So, is there Christianity in Harry Potter? Yes, most definitely.  Right in the first chapter of The Sorcerer’s Stone, we’re told his parents sacrificed themselves when Voldemort killed them. According to Jesus, this is the greatest love–to lay down your life for those you love.

In addition, there is Dumbledore, one of my favorite characters.  What I like about him is his eccentric personality and courage. Everyone else in the books won’t even refer to Voldemort by name. Instead they call him “You-Know-Who.” Dumbledore won’t stand for any of that. He wants to show Voldemort that he is not afraid of him, so he defiantly says his name.  How does this coincide with Christianity? We’re supposed to be fearless against evil. In fact, Satan’s already lost! In Genesis, God tells Satan that Eve’s offspring (foreshadowing Jesus) will crush his head (Gen 3:16). Furthermore, in Paul’s letter to the Philippians, we learn that even Satan has to kneel before God.

For my final item, one of my all-time favorite moments is when Harry Potter discovers the Mirror of Esired. The Mirror shows whoever looks into it their deepest desire.  Ron Weasley sees himself winning the Quidditch cup, and Harry sees himself reunited with his dead parents.  Dumbledore advises him to give up on the mirror, lest his desires drive him mad.  In Christianity, we believe that giving into our desires rather than God’s distracts you from His purpose.  I think this is Rowling’s way of showing how wrong being selfish is.
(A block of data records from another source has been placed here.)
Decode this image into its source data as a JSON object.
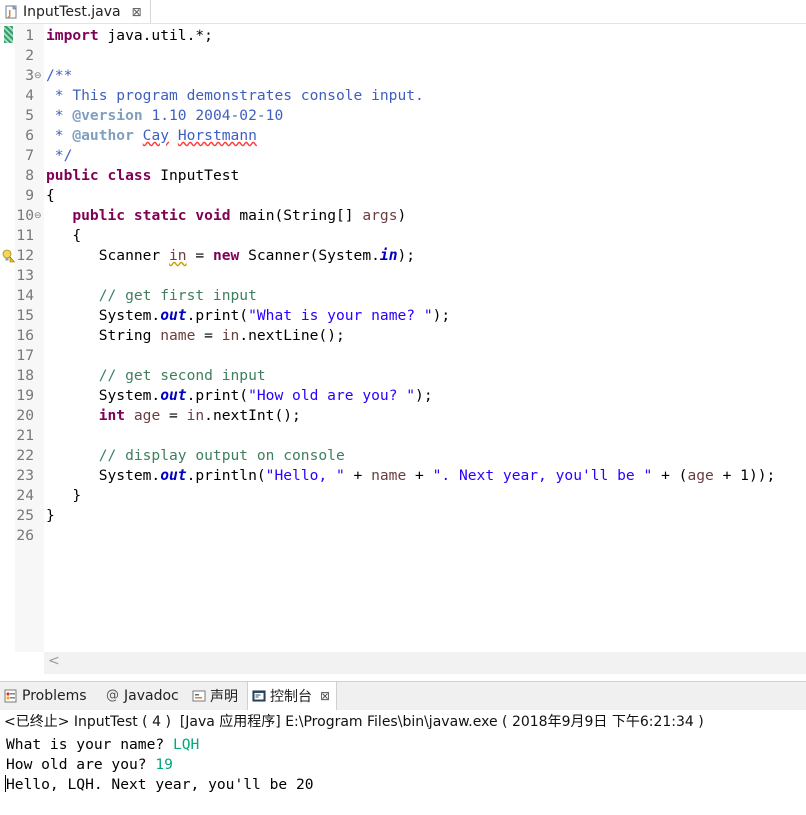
{
  "editor": {
    "tab_title": "InputTest.java",
    "tab_close": "⊠",
    "hscroll_arrow": "<",
    "lines": [
      {
        "n": "1",
        "fold": "",
        "s": [
          {
            "t": "import",
            "c": "kw"
          },
          {
            "t": " java.util.*;",
            "c": ""
          }
        ]
      },
      {
        "n": "2",
        "fold": "",
        "s": []
      },
      {
        "n": "3",
        "fold": "⊖",
        "s": [
          {
            "t": "/**",
            "c": "jd"
          }
        ]
      },
      {
        "n": "4",
        "fold": "",
        "s": [
          {
            "t": " * This program demonstrates console input.",
            "c": "jd"
          }
        ]
      },
      {
        "n": "5",
        "fold": "",
        "s": [
          {
            "t": " * ",
            "c": "jd"
          },
          {
            "t": "@version",
            "c": "jdt"
          },
          {
            "t": " 1.10 2004-02-10",
            "c": "jd"
          }
        ]
      },
      {
        "n": "6",
        "fold": "",
        "s": [
          {
            "t": " * ",
            "c": "jd"
          },
          {
            "t": "@author",
            "c": "jdt"
          },
          {
            "t": " ",
            "c": "jd"
          },
          {
            "t": "Cay",
            "c": "jd spell-ul"
          },
          {
            "t": " ",
            "c": "jd"
          },
          {
            "t": "Horstmann",
            "c": "jd spell-ul"
          }
        ]
      },
      {
        "n": "7",
        "fold": "",
        "s": [
          {
            "t": " */",
            "c": "jd"
          }
        ]
      },
      {
        "n": "8",
        "fold": "",
        "s": [
          {
            "t": "public",
            "c": "kw"
          },
          {
            "t": " ",
            "c": ""
          },
          {
            "t": "class",
            "c": "kw"
          },
          {
            "t": " InputTest",
            "c": ""
          }
        ]
      },
      {
        "n": "9",
        "fold": "",
        "s": [
          {
            "t": "{",
            "c": ""
          }
        ]
      },
      {
        "n": "10",
        "fold": "⊖",
        "s": [
          {
            "t": "   ",
            "c": ""
          },
          {
            "t": "public",
            "c": "kw"
          },
          {
            "t": " ",
            "c": ""
          },
          {
            "t": "static",
            "c": "kw"
          },
          {
            "t": " ",
            "c": ""
          },
          {
            "t": "void",
            "c": "kw"
          },
          {
            "t": " main(String[] ",
            "c": ""
          },
          {
            "t": "args",
            "c": "var"
          },
          {
            "t": ")",
            "c": ""
          }
        ]
      },
      {
        "n": "11",
        "fold": "",
        "s": [
          {
            "t": "   {",
            "c": ""
          }
        ]
      },
      {
        "n": "12",
        "fold": "",
        "s": [
          {
            "t": "      Scanner ",
            "c": ""
          },
          {
            "t": "in",
            "c": "var warn-ul"
          },
          {
            "t": " = ",
            "c": ""
          },
          {
            "t": "new",
            "c": "kw"
          },
          {
            "t": " Scanner(System.",
            "c": ""
          },
          {
            "t": "in",
            "c": "fld"
          },
          {
            "t": ");",
            "c": ""
          }
        ]
      },
      {
        "n": "13",
        "fold": "",
        "s": []
      },
      {
        "n": "14",
        "fold": "",
        "s": [
          {
            "t": "      // get first input",
            "c": "cm"
          }
        ]
      },
      {
        "n": "15",
        "fold": "",
        "s": [
          {
            "t": "      System.",
            "c": ""
          },
          {
            "t": "out",
            "c": "fld"
          },
          {
            "t": ".print(",
            "c": ""
          },
          {
            "t": "\"What is your name? \"",
            "c": "str"
          },
          {
            "t": ");",
            "c": ""
          }
        ]
      },
      {
        "n": "16",
        "fold": "",
        "s": [
          {
            "t": "      String ",
            "c": ""
          },
          {
            "t": "name",
            "c": "var"
          },
          {
            "t": " = ",
            "c": ""
          },
          {
            "t": "in",
            "c": "var"
          },
          {
            "t": ".nextLine();",
            "c": ""
          }
        ]
      },
      {
        "n": "17",
        "fold": "",
        "s": []
      },
      {
        "n": "18",
        "fold": "",
        "s": [
          {
            "t": "      // get second input",
            "c": "cm"
          }
        ]
      },
      {
        "n": "19",
        "fold": "",
        "s": [
          {
            "t": "      System.",
            "c": ""
          },
          {
            "t": "out",
            "c": "fld"
          },
          {
            "t": ".print(",
            "c": ""
          },
          {
            "t": "\"How old are you? \"",
            "c": "str"
          },
          {
            "t": ");",
            "c": ""
          }
        ]
      },
      {
        "n": "20",
        "fold": "",
        "s": [
          {
            "t": "      ",
            "c": ""
          },
          {
            "t": "int",
            "c": "kw"
          },
          {
            "t": " ",
            "c": ""
          },
          {
            "t": "age",
            "c": "var"
          },
          {
            "t": " = ",
            "c": ""
          },
          {
            "t": "in",
            "c": "var"
          },
          {
            "t": ".nextInt();",
            "c": ""
          }
        ]
      },
      {
        "n": "21",
        "fold": "",
        "s": []
      },
      {
        "n": "22",
        "fold": "",
        "s": [
          {
            "t": "      // display output on console",
            "c": "cm"
          }
        ]
      },
      {
        "n": "23",
        "fold": "",
        "s": [
          {
            "t": "      System.",
            "c": ""
          },
          {
            "t": "out",
            "c": "fld"
          },
          {
            "t": ".println(",
            "c": ""
          },
          {
            "t": "\"Hello, \"",
            "c": "str"
          },
          {
            "t": " + ",
            "c": ""
          },
          {
            "t": "name",
            "c": "var"
          },
          {
            "t": " + ",
            "c": ""
          },
          {
            "t": "\". Next year, you'll be \"",
            "c": "str"
          },
          {
            "t": " + (",
            "c": ""
          },
          {
            "t": "age",
            "c": "var"
          },
          {
            "t": " + 1));",
            "c": ""
          }
        ]
      },
      {
        "n": "24",
        "fold": "",
        "s": [
          {
            "t": "   }",
            "c": ""
          }
        ]
      },
      {
        "n": "25",
        "fold": "",
        "s": [
          {
            "t": "}",
            "c": ""
          }
        ]
      },
      {
        "n": "26",
        "fold": "",
        "s": []
      }
    ]
  },
  "views": {
    "tabs": [
      {
        "label": "Problems",
        "icon": "problems-icon"
      },
      {
        "label": "Javadoc",
        "icon": "javadoc-at-icon"
      },
      {
        "label": "声明",
        "icon": "declaration-icon"
      },
      {
        "label": "控制台",
        "icon": "console-icon",
        "active": true
      }
    ],
    "close": "⊠",
    "at_glyph": "@"
  },
  "console": {
    "header": "<已终止> InputTest ( 4 )  [Java 应用程序] E:\\Program Files\\bin\\javaw.exe ( 2018年9月9日 下午6:21:34 )",
    "lines": [
      {
        "prompt": "What is your name? ",
        "input": "LQH"
      },
      {
        "prompt": "How old are you? ",
        "input": "19"
      },
      {
        "prompt": "Hello, LQH. Next year, you'll be 20",
        "input": ""
      }
    ]
  },
  "colors": {
    "keyword": "#7f0055",
    "comment": "#3f7f5f",
    "javadoc": "#3f5fbf",
    "string": "#2a00ff",
    "field": "#0000c0",
    "local_var": "#6a3e3e",
    "console_input": "#00a87a"
  }
}
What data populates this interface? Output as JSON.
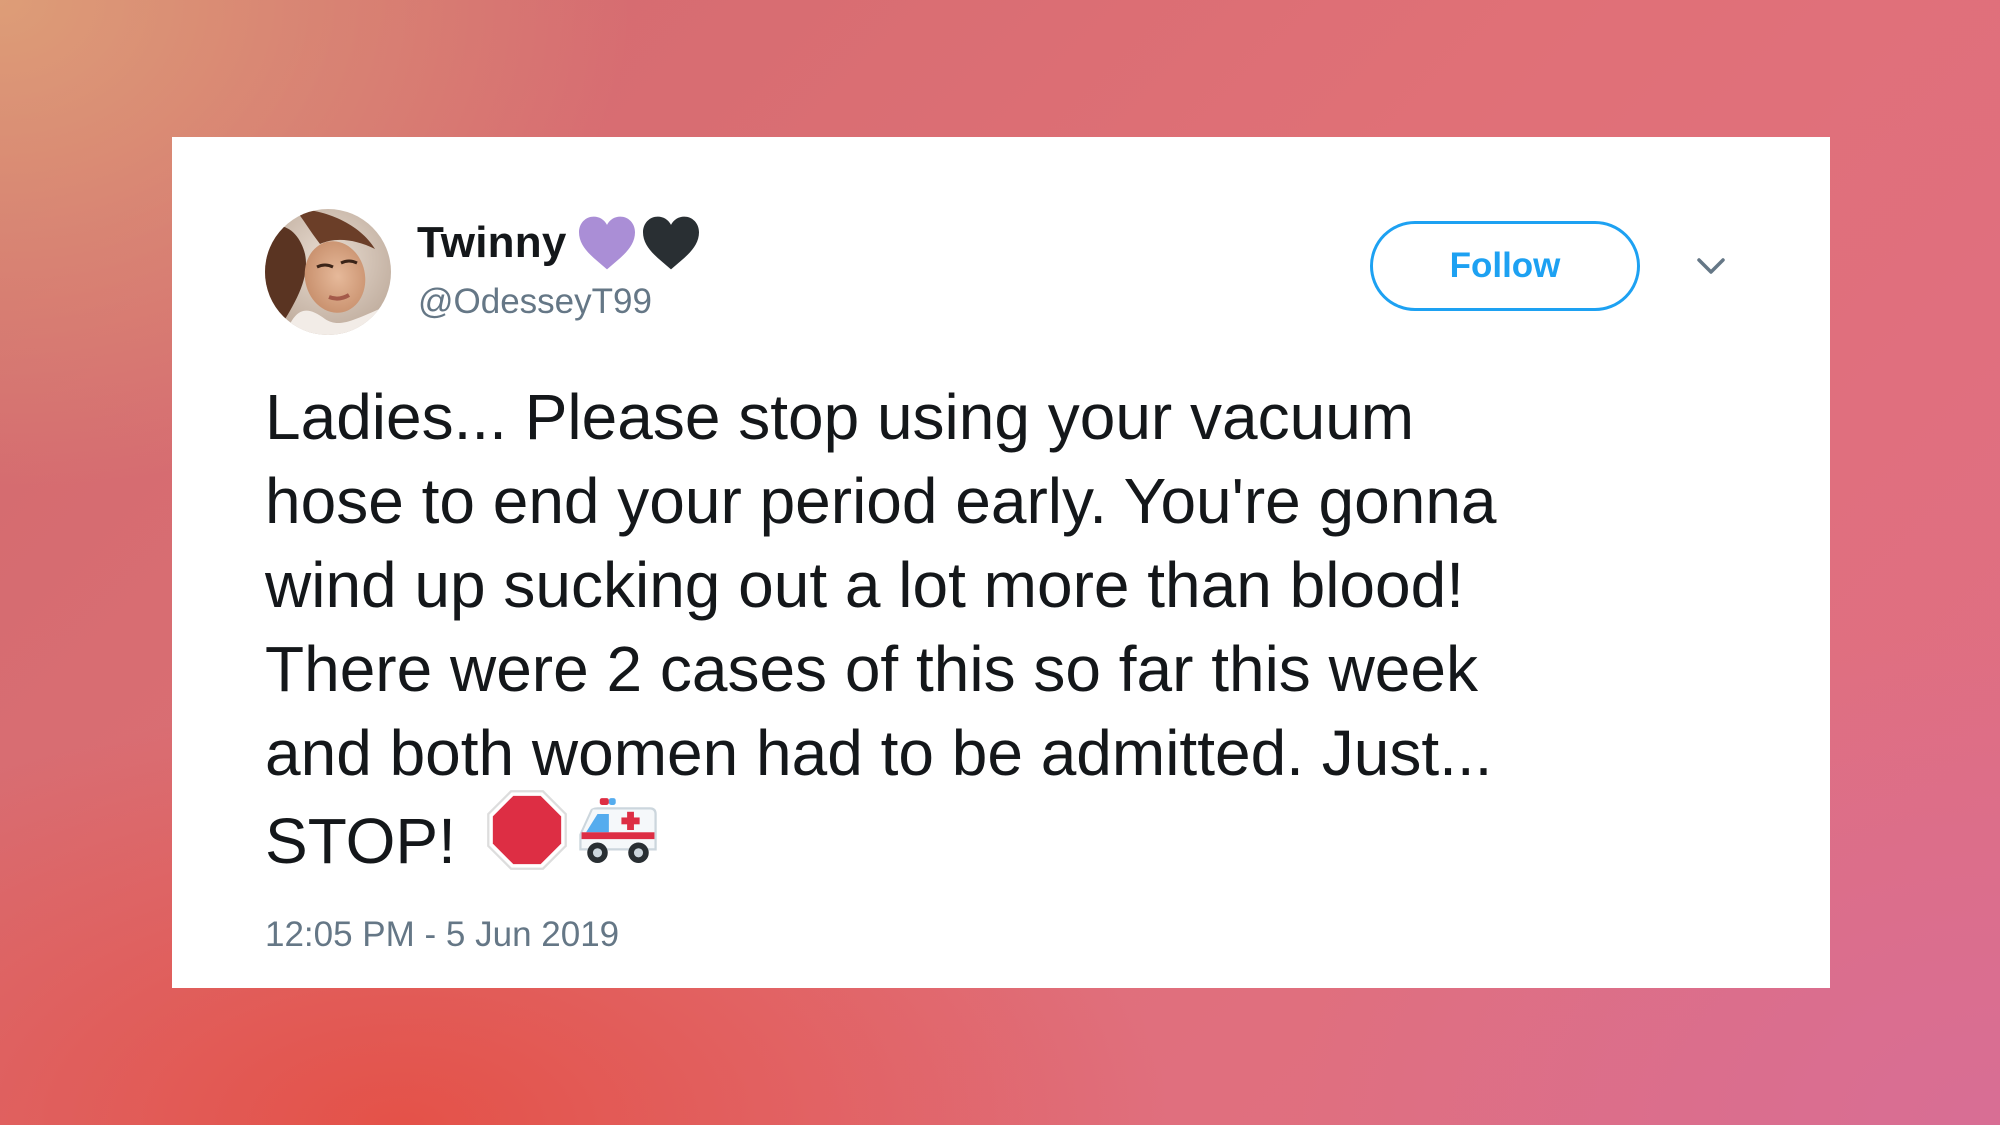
{
  "tweet": {
    "display_name": "Twinny",
    "name_emojis": [
      "purple-heart-icon",
      "black-heart-icon"
    ],
    "handle": "@OdesseyT99",
    "follow_label": "Follow",
    "menu_icon": "chevron-down-icon",
    "text_lines": [
      "Ladies... Please stop using your vacuum",
      "hose to end your period early. You're gonna",
      "wind up sucking out a lot more than blood!",
      "There were 2 cases of this so far this week",
      "and both women had to be admitted. Just...",
      "STOP!"
    ],
    "text_emojis": [
      "stop-sign-icon",
      "ambulance-icon"
    ],
    "timestamp": "12:05 PM - 5 Jun 2019"
  },
  "colors": {
    "accent": "#1da1f2",
    "text": "#14171a",
    "secondary_text": "#657786",
    "purple_heart": "#aa8ed6",
    "black_heart": "#292f33",
    "stop_sign": "#dd2e44"
  }
}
These are only for book 1. Next month, I will cover The Chamber of Secrets.